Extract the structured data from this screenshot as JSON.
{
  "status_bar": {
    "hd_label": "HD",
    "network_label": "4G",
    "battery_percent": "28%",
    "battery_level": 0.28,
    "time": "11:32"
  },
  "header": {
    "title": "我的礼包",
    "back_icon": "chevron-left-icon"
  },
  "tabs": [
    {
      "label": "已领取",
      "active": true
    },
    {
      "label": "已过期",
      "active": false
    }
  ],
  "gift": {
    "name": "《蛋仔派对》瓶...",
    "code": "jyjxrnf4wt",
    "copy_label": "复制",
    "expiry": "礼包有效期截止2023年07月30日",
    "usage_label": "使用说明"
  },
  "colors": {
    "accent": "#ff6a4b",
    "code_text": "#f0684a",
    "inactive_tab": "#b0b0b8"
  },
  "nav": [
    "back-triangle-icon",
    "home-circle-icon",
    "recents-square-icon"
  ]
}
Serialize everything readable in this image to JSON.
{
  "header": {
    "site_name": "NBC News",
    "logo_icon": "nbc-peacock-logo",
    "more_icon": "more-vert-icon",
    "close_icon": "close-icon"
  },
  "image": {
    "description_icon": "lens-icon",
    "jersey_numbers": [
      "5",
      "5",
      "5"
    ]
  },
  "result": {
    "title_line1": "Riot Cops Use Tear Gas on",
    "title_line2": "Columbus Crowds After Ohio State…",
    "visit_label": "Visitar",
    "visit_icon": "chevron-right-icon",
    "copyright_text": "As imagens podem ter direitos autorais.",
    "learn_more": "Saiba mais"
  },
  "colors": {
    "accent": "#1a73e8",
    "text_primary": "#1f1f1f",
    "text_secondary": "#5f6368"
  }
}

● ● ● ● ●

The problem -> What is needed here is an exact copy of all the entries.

Result of this task ->
Extract the structured data from this screenshot as JSON.
{
  "status_bar": {
    "hd_label": "HD",
    "network_label": "4G",
    "battery_percent": "28%",
    "battery_level": 0.28,
    "time": "11:32"
  },
  "header": {
    "title": "我的礼包",
    "back_icon": "chevron-left-icon"
  },
  "tabs": [
    {
      "label": "已领取",
      "active": true
    },
    {
      "label": "已过期",
      "active": false
    }
  ],
  "gift": {
    "name": "《蛋仔派对》瓶...",
    "code": "jyjxrnf4wt",
    "copy_label": "复制",
    "expiry": "礼包有效期截止2023年07月30日",
    "usage_label": "使用说明"
  },
  "colors": {
    "accent": "#ff6a4b",
    "code_text": "#f0684a",
    "inactive_tab": "#b0b0b8"
  },
  "nav": [
    "back-triangle-icon",
    "home-circle-icon",
    "recents-square-icon"
  ]
}
Serialize everything readable in this image to JSON.
{
  "header": {
    "site_name": "NBC News",
    "logo_icon": "nbc-peacock-logo",
    "more_icon": "more-vert-icon",
    "close_icon": "close-icon"
  },
  "image": {
    "description_icon": "lens-icon",
    "jersey_numbers": [
      "5",
      "5",
      "5"
    ]
  },
  "result": {
    "title_line1": "Riot Cops Use Tear Gas on",
    "title_line2": "Columbus Crowds After Ohio State…",
    "visit_label": "Visitar",
    "visit_icon": "chevron-right-icon",
    "copyright_text": "As imagens podem ter direitos autorais.",
    "learn_more": "Saiba mais"
  },
  "colors": {
    "accent": "#1a73e8",
    "text_primary": "#1f1f1f",
    "text_secondary": "#5f6368"
  }
}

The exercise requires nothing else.